New legislation and regulations in the financial sector have made banks more reluctant to grant mortgages. These rules have been particularly strict for expats, self-employed workers and people aged 60 years and up.
That means that for a growing group of people, banks no longer offer any financing solutions for purchasing property in the Netherlands. These requirements will most likely remain in effect for the foreseeable future, and they may even be tightened further.
Fortunately, there is a viable alternative in the form of mortgages funded by private investors.
When you are buying a house
To determine whether you are eligible for a mortgage, a bank will assess your income. The following factors will be taken into account, among others:
› nationality (EU citizen or not)
› whether you have a social security number (BSN)
› whether your income is in euros or a different currency
› whether you are in someone’s employment or are self-employed
The bank also considers the expected duration of your stay in the Netherlands, as well as your reasons for wanting to buy a house in the Netherlands.
Mortgage from private investors
In some cases, if the bank is unable to sufficiently assess your income you will not be eligible for a regular bank mortgage loan. In these cases, the alternative can be a mortgage loan that is provided by private investors instead of a bank.
Financial track-record needed
For example, a British expat wants to buy an apartment in Amsterdam for the total sum of 600.000 euros. He is self-employed and has been running his own company in England for the past 10 years.
However, because he has no track record of filing tax returns in the Netherlands, and has earned an income in mainly British pounds sterling, he is required to first accumulate at least three years of financial track records with the Dutch tax authority in order for banks to be able to properly assess his income.
Until then, the British citizen will not be able to get a bank mortgage loan in the Netherlands.
Example of alternative financing
|Purchase price of apartment||€ 600.000|
|Valuation of apartment||€ 610.000|
|Mortgage loan||€ 420.000*|
|Personal funds||€ 180.000|
|Interest||6,5% / year|
first mortgage lien / signing in private**
* loan-to-value rate of around 69%
** same as with a bank
How the alternative mortgage works
The private investors put their capital in a specially created foundation, which then supplies a mortgage with as its security the first mortgage lien to the collateral (same as with a bank).

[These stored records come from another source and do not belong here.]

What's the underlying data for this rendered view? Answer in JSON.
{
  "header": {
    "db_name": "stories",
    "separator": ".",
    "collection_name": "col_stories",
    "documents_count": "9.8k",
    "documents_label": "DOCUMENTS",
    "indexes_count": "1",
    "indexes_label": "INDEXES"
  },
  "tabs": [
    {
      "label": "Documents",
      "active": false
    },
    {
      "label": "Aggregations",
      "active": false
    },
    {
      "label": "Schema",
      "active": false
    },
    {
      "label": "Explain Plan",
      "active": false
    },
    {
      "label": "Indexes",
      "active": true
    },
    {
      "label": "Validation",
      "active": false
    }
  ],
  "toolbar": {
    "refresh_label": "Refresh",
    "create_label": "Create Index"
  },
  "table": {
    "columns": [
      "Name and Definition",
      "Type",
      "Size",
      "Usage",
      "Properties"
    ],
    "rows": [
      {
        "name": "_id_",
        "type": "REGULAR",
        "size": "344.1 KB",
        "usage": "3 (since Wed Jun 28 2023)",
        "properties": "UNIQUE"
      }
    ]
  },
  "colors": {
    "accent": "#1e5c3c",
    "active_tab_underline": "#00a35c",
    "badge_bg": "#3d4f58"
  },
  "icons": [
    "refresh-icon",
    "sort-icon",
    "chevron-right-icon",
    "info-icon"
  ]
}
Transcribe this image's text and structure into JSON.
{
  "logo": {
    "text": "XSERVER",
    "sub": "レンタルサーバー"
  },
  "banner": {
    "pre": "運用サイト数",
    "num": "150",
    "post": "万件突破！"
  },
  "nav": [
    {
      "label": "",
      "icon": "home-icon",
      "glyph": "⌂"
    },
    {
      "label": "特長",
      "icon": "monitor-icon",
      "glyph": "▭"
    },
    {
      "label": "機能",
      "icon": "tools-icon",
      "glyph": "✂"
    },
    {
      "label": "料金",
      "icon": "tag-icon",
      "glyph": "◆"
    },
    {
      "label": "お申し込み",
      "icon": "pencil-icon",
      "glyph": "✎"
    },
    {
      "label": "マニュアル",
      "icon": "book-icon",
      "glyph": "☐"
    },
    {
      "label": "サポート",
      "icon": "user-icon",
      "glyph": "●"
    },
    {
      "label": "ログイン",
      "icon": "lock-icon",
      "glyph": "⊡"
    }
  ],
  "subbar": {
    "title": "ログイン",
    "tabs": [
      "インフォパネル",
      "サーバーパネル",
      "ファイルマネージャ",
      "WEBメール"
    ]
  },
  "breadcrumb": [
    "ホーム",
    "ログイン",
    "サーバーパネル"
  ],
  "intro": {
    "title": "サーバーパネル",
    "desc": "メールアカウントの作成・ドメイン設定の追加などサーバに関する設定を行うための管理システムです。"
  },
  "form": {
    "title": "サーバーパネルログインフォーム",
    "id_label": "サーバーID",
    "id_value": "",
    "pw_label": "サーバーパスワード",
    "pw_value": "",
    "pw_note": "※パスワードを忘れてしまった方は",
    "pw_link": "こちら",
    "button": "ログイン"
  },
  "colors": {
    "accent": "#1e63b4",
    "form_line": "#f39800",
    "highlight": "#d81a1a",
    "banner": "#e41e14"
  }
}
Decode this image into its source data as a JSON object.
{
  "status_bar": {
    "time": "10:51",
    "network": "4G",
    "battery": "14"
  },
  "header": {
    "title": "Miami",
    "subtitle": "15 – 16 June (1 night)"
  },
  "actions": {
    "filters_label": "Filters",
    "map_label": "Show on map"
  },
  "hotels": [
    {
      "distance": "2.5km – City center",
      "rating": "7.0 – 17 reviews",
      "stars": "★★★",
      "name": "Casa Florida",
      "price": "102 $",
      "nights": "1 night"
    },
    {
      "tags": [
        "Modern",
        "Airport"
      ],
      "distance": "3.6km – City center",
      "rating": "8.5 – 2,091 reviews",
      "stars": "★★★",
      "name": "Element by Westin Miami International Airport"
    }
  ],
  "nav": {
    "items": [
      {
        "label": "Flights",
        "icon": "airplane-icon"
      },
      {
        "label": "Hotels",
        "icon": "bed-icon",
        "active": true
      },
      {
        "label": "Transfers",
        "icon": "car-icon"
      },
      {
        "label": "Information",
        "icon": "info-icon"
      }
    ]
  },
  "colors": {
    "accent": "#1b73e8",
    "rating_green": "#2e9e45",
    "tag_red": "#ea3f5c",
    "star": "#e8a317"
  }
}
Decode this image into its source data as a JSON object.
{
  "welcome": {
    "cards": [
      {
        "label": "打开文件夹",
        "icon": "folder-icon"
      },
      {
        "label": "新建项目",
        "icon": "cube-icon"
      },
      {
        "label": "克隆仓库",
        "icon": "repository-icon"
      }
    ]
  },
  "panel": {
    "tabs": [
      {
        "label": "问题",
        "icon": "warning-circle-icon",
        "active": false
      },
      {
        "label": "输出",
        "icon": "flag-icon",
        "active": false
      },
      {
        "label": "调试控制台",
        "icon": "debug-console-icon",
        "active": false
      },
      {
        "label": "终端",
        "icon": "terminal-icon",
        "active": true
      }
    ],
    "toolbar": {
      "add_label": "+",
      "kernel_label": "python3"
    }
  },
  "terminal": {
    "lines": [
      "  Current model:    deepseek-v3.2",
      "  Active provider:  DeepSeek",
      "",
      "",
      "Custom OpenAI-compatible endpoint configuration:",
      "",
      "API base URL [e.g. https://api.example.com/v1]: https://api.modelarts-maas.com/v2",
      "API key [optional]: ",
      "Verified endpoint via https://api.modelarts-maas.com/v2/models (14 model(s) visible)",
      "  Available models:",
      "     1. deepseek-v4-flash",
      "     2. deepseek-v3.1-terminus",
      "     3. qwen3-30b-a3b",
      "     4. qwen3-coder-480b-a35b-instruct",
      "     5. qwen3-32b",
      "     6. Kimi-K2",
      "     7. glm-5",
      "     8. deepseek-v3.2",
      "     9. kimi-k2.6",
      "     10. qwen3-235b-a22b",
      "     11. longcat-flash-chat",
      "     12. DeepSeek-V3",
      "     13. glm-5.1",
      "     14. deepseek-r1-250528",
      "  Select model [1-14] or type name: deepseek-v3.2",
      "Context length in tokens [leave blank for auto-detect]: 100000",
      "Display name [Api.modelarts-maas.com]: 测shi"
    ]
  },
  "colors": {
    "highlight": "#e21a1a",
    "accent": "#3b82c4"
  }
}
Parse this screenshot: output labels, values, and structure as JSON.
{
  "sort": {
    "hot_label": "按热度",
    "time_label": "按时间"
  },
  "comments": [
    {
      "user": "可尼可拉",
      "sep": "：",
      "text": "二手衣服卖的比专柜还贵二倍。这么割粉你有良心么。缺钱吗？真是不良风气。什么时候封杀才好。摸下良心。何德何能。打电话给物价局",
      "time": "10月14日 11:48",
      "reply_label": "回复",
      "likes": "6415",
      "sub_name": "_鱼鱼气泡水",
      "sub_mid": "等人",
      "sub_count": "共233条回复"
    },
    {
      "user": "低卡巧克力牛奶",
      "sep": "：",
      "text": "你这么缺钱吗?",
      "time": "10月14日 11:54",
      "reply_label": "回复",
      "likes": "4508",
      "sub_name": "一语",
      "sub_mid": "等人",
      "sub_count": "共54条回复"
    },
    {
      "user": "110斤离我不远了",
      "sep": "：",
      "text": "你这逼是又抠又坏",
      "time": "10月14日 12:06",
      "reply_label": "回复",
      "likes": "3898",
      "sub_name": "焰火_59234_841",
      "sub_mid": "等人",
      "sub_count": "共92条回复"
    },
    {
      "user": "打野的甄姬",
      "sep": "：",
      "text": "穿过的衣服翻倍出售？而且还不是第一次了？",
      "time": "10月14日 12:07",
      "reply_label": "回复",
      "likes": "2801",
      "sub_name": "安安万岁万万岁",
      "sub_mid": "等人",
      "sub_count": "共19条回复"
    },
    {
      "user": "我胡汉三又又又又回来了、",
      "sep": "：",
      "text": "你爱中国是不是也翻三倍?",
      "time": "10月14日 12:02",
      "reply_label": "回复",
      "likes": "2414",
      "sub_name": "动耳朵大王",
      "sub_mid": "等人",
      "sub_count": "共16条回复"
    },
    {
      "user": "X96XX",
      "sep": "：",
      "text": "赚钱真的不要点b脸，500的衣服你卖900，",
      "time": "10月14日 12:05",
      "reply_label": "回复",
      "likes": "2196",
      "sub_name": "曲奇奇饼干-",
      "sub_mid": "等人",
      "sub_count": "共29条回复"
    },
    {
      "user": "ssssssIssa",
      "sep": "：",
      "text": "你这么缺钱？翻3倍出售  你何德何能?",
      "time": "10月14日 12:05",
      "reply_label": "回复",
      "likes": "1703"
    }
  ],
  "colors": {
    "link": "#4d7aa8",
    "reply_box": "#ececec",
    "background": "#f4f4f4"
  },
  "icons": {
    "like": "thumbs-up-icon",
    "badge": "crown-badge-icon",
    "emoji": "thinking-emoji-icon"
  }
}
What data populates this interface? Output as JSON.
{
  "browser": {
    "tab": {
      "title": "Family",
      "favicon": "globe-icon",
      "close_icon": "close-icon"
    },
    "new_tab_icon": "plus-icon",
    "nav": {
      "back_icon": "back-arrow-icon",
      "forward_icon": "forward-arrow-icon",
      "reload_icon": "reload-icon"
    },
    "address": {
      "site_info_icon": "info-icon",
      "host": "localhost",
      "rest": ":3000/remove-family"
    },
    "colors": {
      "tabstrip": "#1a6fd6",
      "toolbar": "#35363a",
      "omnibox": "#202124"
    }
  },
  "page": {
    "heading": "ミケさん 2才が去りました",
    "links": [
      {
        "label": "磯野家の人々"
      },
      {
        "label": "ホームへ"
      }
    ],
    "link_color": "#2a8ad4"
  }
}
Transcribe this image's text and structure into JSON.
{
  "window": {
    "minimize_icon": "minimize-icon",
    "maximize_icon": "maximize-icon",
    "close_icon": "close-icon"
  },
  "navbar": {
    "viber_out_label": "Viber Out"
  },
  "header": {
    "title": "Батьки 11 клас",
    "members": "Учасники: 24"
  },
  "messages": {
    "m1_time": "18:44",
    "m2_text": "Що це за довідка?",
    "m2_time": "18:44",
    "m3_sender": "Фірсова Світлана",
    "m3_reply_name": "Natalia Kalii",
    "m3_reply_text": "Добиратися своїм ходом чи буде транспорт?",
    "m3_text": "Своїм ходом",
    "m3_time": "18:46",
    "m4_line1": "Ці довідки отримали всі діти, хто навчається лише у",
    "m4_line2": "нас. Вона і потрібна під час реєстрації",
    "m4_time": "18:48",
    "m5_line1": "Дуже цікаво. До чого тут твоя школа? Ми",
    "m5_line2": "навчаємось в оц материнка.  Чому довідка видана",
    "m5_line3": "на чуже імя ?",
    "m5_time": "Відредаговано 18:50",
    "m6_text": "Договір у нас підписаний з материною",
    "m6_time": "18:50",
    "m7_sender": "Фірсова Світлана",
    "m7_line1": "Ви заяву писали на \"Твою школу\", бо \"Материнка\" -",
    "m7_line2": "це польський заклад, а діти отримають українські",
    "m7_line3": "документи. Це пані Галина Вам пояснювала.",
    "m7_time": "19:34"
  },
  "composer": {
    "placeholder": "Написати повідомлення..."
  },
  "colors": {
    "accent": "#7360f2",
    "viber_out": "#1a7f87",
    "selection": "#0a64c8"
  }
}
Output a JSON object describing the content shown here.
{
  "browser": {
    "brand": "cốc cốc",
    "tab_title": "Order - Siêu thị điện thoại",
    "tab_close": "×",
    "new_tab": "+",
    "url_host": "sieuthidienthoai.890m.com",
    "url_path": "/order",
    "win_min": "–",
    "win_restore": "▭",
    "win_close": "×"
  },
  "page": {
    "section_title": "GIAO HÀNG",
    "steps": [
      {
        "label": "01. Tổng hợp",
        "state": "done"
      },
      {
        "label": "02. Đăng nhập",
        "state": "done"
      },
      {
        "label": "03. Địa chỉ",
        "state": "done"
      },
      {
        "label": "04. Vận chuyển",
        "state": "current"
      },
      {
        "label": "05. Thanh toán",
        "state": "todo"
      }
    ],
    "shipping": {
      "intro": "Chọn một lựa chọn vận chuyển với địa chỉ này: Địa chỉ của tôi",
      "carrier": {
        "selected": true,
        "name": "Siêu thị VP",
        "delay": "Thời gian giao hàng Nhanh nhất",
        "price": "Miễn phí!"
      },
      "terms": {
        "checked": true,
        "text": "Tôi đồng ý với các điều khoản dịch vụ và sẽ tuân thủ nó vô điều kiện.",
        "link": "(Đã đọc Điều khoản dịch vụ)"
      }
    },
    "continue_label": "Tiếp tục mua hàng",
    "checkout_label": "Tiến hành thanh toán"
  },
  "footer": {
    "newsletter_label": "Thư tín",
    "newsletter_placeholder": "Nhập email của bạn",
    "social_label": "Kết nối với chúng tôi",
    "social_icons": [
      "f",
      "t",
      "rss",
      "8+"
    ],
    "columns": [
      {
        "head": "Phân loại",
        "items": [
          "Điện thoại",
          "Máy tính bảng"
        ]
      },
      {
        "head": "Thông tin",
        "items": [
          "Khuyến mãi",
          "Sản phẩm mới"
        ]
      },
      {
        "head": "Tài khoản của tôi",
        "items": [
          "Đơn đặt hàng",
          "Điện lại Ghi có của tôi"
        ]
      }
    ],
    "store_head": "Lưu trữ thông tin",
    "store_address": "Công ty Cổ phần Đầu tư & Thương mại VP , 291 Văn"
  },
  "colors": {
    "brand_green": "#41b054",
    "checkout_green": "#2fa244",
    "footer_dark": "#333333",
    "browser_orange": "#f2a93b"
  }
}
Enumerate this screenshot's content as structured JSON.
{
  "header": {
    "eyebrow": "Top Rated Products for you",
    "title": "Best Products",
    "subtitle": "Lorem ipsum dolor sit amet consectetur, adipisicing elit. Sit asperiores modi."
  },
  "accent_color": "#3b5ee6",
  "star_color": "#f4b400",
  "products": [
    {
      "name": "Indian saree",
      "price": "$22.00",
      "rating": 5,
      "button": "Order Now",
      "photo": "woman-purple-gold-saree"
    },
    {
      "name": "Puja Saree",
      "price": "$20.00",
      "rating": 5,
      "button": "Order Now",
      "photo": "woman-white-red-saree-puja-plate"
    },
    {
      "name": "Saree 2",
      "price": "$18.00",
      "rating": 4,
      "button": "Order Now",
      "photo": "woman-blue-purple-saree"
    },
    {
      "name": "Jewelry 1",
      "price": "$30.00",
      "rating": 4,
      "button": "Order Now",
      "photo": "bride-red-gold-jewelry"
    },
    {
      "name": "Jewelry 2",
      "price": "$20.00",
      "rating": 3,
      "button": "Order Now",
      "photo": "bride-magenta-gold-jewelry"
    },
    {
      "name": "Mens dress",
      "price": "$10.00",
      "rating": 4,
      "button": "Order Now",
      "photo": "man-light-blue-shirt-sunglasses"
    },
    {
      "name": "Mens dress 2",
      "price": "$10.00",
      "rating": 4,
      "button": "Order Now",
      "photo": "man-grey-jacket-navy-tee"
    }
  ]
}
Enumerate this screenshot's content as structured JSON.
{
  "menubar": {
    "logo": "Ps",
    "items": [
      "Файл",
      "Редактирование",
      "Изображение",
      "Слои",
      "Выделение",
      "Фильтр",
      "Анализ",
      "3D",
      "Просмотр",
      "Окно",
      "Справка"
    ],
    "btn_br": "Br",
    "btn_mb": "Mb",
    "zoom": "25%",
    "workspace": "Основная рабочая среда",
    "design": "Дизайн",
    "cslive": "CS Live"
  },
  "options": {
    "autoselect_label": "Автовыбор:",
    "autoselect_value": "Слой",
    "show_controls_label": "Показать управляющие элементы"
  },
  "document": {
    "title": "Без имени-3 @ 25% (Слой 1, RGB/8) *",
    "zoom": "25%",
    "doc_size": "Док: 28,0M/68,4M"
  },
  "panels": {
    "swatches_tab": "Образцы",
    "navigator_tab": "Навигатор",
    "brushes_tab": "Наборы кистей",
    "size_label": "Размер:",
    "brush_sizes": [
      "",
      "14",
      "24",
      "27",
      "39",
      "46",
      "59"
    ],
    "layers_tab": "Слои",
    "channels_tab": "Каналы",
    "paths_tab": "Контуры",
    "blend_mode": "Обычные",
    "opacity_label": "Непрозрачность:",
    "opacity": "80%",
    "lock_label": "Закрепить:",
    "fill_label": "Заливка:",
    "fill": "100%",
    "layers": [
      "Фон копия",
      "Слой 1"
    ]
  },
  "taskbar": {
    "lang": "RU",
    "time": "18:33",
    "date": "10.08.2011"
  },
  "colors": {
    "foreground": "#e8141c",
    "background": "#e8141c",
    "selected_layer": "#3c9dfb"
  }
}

The interest is paid in advance each year, and the mortgage has to be paid back by the end of its duration.
In recent years there has been a strong increase in the demand for this type of loan. They give people the opportunity to buy a house which can be a very attractive option considering the high rental prices these days.
These financing schemes are also very interesting for private investors, because they offer a relatively high interest rate as well as assurances (first mortgage lien as well as a favourable loan-to-value ratio).
A great resource for further reading on this topic is mortgagebonds.nl.
For more information, please contact Finsens by filling out the form below.
Do you need more information about your own particular situation? Contact Henk van Seijen, a partner at Finsens, providing specialist services to expats in the areas of tax, mortgages, pensions and investment advice.